Problem description:
Pull each line containing "Shift" out of the listing below.
[Opening Input section]
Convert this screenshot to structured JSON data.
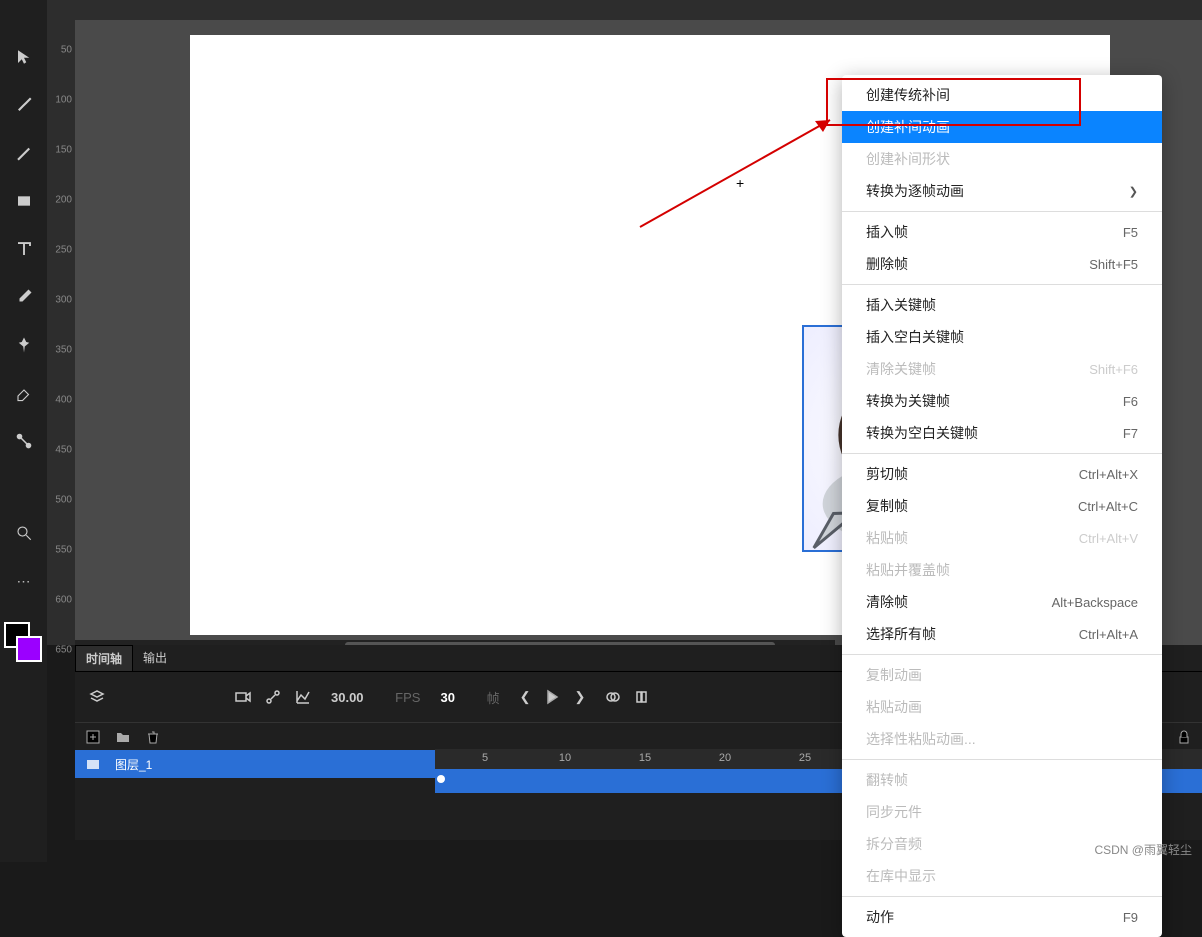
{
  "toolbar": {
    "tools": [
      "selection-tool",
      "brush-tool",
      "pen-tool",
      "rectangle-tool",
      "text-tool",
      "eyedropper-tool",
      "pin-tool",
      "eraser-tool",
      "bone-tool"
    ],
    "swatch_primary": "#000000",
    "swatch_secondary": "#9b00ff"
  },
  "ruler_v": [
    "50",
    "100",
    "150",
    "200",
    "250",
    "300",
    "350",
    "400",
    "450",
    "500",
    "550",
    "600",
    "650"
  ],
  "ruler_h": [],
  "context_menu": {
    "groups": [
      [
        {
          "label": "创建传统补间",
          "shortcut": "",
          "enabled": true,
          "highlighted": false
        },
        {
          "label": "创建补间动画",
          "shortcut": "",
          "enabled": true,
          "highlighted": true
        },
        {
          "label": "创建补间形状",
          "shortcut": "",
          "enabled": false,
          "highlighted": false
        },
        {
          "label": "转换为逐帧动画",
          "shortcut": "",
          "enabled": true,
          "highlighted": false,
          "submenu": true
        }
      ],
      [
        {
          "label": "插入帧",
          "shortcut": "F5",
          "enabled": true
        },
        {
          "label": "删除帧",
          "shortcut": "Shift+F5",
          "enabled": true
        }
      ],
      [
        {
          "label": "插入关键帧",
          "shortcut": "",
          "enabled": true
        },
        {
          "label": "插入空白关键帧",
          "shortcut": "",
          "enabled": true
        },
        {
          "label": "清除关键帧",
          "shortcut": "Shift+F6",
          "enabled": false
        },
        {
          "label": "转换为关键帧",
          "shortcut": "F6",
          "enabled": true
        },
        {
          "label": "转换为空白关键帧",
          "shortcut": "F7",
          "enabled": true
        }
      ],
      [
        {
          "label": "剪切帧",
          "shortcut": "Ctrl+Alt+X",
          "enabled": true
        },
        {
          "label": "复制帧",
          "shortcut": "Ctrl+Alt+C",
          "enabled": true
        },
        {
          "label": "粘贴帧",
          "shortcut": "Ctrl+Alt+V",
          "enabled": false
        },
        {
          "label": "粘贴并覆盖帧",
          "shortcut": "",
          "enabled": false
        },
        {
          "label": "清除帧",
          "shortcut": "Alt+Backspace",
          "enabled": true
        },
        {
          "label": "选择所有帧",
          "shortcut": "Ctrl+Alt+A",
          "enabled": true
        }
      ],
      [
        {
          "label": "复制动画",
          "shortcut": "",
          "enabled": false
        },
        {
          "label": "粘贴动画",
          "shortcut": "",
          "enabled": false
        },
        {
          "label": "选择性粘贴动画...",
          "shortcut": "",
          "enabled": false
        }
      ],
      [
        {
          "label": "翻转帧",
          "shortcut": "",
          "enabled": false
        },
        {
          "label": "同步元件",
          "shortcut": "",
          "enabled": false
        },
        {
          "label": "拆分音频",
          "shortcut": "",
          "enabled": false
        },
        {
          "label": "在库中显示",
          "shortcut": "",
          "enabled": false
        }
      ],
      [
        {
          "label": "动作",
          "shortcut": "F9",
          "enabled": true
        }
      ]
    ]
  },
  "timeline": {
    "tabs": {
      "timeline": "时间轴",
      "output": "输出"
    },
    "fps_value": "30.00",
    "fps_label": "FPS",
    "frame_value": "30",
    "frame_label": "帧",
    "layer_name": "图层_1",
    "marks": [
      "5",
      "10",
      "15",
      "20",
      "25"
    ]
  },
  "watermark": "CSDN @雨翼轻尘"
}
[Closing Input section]
Answer section:
          "shortcut": "Shift+F5",
          "shortcut": "Shift+F6",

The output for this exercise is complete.